[ASSIGNMENT] Please find all lines in the data that hold the string "Income" and copy them.
(GIVEN RECORDS)
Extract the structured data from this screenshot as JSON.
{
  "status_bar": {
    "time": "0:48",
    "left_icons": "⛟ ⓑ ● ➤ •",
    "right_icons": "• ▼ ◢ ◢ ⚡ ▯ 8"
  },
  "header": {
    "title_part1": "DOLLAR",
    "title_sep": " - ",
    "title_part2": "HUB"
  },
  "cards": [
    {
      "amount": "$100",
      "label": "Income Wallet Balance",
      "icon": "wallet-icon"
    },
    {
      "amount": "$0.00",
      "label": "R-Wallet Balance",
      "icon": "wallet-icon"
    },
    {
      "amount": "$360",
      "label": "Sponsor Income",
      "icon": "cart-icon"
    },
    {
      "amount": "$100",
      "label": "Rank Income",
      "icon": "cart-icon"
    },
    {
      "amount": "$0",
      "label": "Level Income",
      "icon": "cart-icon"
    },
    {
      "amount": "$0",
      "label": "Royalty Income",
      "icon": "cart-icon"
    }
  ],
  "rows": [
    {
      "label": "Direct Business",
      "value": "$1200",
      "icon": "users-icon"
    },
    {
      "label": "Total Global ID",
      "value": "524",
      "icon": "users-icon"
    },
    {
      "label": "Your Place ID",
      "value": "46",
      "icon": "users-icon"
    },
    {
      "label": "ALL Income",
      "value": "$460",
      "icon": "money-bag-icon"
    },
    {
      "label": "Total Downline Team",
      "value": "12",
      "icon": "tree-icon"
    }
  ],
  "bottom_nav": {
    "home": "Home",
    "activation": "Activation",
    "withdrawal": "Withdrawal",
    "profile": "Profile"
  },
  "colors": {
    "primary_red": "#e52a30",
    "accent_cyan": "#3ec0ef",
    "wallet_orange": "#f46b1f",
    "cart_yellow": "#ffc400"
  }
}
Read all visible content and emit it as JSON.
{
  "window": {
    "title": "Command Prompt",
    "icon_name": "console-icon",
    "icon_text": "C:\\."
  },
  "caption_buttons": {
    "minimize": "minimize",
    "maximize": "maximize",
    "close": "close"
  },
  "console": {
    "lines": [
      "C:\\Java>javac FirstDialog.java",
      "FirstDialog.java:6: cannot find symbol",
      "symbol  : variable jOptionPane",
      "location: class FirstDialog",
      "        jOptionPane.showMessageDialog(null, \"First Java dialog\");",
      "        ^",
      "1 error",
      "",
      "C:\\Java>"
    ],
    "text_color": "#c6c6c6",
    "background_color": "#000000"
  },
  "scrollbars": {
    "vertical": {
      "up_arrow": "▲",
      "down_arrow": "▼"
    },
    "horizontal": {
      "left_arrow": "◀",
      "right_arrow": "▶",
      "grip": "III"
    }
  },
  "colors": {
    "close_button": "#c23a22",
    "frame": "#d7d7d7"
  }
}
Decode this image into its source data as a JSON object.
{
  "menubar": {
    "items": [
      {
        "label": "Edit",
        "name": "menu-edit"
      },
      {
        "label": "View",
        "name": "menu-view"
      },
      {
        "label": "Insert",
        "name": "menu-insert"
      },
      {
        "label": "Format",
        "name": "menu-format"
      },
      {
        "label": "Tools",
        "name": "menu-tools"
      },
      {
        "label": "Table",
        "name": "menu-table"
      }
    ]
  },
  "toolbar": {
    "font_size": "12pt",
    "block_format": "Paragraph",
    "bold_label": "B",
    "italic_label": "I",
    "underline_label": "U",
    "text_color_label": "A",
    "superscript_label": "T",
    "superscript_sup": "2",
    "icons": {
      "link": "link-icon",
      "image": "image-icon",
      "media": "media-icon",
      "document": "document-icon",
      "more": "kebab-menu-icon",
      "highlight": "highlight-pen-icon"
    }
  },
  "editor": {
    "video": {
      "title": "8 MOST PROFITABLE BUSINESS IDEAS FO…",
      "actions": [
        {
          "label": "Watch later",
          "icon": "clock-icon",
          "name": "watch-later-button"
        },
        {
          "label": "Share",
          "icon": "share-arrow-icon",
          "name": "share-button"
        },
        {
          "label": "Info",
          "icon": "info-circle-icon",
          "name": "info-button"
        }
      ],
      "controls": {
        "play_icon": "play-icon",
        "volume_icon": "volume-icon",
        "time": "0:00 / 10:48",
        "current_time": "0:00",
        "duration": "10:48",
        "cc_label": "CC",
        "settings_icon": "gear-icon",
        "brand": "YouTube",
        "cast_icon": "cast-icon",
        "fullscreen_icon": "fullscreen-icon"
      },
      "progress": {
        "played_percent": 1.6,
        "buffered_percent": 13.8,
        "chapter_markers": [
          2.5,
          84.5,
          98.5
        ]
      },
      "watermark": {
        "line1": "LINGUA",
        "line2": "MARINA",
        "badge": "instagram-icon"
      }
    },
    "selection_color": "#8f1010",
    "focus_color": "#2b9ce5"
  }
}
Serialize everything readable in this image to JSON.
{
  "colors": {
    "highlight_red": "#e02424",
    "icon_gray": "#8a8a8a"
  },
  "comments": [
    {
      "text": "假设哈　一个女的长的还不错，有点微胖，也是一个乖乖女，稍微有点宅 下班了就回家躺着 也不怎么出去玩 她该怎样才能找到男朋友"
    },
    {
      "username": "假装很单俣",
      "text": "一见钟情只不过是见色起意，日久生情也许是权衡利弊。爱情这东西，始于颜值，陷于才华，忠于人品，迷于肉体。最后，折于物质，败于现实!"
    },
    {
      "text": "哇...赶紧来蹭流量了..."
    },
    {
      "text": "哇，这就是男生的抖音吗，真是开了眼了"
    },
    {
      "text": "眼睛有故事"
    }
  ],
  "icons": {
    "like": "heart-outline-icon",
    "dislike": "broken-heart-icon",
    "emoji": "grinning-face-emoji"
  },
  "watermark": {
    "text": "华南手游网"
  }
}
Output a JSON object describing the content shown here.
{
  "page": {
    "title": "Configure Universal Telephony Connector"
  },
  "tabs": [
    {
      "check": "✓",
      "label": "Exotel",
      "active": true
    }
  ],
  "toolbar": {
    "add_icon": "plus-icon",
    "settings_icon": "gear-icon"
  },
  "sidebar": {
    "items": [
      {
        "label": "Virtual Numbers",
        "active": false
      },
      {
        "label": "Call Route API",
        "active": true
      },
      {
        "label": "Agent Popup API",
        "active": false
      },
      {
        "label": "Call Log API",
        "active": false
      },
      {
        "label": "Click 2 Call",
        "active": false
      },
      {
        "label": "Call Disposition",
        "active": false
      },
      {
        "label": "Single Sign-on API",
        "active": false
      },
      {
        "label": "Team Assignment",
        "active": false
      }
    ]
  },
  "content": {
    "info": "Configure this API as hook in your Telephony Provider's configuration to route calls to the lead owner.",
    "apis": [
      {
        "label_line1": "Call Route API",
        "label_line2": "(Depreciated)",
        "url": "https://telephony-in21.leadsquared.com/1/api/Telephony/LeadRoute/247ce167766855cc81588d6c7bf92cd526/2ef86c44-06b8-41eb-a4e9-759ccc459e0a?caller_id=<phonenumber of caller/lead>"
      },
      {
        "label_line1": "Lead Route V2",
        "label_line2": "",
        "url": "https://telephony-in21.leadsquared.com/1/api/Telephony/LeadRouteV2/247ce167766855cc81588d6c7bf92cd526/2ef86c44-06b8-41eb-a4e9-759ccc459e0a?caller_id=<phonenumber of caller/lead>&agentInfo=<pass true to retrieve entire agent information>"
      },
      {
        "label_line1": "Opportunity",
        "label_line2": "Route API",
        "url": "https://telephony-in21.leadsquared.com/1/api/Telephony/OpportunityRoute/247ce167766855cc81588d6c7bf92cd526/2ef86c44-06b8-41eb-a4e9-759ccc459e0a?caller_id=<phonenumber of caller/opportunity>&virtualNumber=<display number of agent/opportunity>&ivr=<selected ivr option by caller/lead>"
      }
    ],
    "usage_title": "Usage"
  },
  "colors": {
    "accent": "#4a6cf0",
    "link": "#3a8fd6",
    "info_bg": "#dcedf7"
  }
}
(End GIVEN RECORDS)
[TASK RESULT]
      "label": "Income Wallet Balance",
      "label": "Sponsor Income",
      "label": "Rank Income",
      "label": "Level Income",
      "label": "Royalty Income",
      "label": "ALL Income",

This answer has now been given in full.